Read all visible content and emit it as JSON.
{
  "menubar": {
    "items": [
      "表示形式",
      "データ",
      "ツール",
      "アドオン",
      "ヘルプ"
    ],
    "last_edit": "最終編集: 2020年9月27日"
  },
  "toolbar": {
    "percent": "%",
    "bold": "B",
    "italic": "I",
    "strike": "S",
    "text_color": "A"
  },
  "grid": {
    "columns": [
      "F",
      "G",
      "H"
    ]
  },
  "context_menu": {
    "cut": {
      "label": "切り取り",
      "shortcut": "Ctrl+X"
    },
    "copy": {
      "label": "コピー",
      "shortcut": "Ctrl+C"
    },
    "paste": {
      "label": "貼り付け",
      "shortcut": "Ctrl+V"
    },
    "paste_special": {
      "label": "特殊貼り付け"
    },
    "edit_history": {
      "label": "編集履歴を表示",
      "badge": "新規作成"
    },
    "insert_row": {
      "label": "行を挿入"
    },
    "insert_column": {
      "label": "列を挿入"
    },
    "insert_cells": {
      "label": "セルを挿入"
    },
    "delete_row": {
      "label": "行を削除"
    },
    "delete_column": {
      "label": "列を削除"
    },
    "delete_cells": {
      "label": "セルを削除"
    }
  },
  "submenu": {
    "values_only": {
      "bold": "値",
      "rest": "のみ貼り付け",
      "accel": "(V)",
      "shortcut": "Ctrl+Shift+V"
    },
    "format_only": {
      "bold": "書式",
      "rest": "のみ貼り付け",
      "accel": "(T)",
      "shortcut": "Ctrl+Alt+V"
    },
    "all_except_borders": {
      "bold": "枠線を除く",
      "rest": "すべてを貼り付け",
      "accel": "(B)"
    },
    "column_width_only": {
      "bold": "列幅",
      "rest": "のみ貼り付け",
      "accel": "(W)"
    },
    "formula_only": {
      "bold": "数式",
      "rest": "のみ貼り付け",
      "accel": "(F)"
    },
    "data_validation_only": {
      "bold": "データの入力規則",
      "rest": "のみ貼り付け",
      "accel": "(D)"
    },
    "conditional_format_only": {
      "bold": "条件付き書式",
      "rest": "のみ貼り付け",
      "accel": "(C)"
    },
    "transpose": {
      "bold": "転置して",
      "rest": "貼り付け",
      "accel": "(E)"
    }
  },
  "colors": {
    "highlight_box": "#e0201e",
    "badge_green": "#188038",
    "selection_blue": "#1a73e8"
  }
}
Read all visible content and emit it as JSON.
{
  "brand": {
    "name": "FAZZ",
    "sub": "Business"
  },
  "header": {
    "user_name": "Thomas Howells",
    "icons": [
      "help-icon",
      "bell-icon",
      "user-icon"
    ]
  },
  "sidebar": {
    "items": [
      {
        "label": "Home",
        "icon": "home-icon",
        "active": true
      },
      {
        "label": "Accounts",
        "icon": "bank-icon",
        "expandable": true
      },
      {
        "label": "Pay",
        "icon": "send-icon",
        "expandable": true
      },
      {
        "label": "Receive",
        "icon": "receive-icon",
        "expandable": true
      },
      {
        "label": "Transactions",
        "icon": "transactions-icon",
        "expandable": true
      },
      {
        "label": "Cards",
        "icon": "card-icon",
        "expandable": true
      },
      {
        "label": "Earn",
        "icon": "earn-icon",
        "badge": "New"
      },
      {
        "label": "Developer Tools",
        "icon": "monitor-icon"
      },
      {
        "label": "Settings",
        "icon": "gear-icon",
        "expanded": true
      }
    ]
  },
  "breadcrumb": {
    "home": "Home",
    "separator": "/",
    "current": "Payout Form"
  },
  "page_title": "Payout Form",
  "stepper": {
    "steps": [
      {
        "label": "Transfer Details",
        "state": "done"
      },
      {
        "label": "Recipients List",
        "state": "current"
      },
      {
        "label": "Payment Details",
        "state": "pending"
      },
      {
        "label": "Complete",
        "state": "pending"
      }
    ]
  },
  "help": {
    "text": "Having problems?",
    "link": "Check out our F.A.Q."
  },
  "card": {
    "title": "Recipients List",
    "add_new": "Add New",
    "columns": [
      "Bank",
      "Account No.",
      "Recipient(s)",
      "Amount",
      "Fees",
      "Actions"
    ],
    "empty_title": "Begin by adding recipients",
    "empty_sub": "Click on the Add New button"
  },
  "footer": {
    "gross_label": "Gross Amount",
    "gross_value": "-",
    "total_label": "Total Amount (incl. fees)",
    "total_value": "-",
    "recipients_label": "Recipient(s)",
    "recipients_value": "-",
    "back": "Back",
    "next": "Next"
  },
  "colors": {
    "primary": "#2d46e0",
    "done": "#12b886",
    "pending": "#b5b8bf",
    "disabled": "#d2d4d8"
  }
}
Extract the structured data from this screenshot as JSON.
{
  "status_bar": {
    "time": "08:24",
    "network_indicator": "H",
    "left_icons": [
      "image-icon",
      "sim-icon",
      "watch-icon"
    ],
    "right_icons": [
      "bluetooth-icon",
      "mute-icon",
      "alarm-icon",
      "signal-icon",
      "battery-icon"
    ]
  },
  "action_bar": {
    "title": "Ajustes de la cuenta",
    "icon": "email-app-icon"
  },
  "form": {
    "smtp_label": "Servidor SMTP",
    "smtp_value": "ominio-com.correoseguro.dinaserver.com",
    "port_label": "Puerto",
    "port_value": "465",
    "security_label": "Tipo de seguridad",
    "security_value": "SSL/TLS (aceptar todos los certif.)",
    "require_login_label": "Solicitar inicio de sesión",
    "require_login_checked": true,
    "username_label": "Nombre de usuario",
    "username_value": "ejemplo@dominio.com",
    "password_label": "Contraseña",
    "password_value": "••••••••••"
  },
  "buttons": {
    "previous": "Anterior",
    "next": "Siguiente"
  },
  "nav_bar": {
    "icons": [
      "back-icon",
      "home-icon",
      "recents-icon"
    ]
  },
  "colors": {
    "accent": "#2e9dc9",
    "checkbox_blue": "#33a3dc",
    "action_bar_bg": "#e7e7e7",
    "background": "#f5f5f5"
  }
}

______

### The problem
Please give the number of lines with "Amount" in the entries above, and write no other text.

### Answer to this problem
3